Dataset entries
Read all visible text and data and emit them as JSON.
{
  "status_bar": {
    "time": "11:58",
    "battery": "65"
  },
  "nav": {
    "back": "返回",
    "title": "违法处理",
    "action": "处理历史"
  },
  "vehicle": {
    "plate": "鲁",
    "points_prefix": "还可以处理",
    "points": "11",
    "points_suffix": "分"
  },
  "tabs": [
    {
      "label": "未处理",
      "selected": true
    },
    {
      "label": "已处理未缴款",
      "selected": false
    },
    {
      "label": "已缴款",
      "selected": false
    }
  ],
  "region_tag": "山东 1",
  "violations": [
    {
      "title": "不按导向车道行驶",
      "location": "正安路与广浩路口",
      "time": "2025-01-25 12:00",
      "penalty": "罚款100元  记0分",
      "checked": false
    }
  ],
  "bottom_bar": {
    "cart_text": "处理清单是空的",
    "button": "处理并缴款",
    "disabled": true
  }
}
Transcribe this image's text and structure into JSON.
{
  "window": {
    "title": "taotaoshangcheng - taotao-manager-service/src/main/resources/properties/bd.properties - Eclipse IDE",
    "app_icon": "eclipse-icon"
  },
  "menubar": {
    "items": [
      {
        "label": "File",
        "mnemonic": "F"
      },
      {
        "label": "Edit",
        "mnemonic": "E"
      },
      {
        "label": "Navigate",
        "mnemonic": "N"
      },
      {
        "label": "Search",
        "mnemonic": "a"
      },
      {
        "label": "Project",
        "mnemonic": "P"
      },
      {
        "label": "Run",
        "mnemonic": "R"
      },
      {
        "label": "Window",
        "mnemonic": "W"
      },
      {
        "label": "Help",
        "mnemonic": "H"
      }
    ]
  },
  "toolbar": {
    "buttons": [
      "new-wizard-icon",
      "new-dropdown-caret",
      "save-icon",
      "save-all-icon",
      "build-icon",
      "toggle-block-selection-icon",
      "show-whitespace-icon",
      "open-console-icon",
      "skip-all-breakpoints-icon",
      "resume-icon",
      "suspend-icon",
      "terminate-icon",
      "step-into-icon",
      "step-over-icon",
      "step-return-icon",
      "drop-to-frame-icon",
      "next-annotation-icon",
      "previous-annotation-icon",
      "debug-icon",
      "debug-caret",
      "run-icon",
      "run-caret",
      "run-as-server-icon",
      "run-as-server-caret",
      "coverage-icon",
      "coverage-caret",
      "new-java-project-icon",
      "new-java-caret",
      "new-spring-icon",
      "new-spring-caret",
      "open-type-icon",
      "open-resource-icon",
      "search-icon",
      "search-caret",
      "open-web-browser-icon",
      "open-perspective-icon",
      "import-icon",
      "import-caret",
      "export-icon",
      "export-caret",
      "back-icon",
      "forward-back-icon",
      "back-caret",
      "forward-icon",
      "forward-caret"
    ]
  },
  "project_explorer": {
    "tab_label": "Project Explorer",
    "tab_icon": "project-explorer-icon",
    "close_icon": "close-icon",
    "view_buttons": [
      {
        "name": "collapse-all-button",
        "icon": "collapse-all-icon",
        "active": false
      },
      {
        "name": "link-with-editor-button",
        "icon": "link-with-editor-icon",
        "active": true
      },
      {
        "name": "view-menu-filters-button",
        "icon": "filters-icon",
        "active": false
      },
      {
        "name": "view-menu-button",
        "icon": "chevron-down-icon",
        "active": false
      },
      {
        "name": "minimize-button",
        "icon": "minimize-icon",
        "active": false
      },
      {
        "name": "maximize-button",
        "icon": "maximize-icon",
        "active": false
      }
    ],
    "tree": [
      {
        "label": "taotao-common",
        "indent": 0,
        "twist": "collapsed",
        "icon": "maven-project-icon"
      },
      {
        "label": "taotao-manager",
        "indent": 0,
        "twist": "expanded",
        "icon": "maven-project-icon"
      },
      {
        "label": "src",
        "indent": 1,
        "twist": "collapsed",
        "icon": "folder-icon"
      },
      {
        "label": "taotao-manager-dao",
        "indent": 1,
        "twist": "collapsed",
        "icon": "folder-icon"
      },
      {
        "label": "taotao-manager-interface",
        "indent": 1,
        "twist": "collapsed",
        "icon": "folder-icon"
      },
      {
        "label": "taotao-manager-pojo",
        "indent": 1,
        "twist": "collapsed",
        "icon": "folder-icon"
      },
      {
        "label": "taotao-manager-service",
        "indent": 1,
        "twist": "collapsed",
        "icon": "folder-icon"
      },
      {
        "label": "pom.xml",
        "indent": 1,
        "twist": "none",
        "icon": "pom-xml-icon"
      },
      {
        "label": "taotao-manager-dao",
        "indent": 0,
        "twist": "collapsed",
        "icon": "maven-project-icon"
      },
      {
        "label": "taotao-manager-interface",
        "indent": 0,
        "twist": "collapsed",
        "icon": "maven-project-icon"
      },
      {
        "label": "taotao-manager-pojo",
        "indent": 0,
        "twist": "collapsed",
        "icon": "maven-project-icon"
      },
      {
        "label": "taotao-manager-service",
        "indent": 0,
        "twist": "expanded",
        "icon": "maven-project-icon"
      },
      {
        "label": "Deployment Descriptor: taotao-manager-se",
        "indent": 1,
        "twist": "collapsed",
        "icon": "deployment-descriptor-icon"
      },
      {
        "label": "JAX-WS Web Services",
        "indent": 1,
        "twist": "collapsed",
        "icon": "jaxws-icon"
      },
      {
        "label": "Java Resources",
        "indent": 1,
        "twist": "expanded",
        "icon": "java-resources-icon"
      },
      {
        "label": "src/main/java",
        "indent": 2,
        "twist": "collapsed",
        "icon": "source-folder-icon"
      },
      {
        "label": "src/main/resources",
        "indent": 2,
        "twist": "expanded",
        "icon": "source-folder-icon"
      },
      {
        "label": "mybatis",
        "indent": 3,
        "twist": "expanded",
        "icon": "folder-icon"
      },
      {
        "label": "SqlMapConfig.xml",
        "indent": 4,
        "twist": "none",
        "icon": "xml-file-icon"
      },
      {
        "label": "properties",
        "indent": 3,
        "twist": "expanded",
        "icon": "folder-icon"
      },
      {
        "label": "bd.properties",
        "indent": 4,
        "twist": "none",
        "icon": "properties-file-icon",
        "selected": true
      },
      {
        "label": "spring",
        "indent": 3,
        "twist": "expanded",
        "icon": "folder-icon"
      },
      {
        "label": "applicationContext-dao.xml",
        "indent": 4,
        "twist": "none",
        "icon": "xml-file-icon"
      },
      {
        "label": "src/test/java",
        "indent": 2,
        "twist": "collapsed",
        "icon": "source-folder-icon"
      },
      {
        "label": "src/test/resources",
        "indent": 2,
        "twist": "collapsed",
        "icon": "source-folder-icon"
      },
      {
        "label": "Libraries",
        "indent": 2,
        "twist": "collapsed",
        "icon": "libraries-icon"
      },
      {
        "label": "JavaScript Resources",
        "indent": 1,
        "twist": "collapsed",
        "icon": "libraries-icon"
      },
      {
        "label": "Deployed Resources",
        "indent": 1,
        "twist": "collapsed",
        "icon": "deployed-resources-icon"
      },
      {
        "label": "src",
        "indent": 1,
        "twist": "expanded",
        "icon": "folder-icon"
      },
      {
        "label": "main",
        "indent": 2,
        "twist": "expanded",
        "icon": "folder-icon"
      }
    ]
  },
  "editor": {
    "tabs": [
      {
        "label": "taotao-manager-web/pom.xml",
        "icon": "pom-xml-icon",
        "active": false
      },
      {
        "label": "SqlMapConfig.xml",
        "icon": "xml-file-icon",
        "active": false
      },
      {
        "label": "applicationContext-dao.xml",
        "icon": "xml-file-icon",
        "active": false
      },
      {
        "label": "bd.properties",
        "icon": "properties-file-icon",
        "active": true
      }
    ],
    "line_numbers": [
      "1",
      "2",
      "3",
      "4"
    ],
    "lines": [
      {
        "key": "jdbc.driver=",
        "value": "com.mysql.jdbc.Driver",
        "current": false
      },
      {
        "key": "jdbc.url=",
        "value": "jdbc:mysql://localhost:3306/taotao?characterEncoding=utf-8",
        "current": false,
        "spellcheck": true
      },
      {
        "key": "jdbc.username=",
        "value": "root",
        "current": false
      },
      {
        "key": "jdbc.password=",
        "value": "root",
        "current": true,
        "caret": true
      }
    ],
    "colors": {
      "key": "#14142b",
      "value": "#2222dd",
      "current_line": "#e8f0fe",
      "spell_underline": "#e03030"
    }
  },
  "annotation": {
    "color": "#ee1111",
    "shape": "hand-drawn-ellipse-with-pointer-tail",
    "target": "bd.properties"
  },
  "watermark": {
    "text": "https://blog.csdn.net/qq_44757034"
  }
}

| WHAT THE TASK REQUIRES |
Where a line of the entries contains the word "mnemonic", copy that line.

| RESPONSE AREA |
        "mnemonic": "F"
        "mnemonic": "E"
        "mnemonic": "N"
        "mnemonic": "a"
        "mnemonic": "P"
        "mnemonic": "R"
        "mnemonic": "W"
        "mnemonic": "H"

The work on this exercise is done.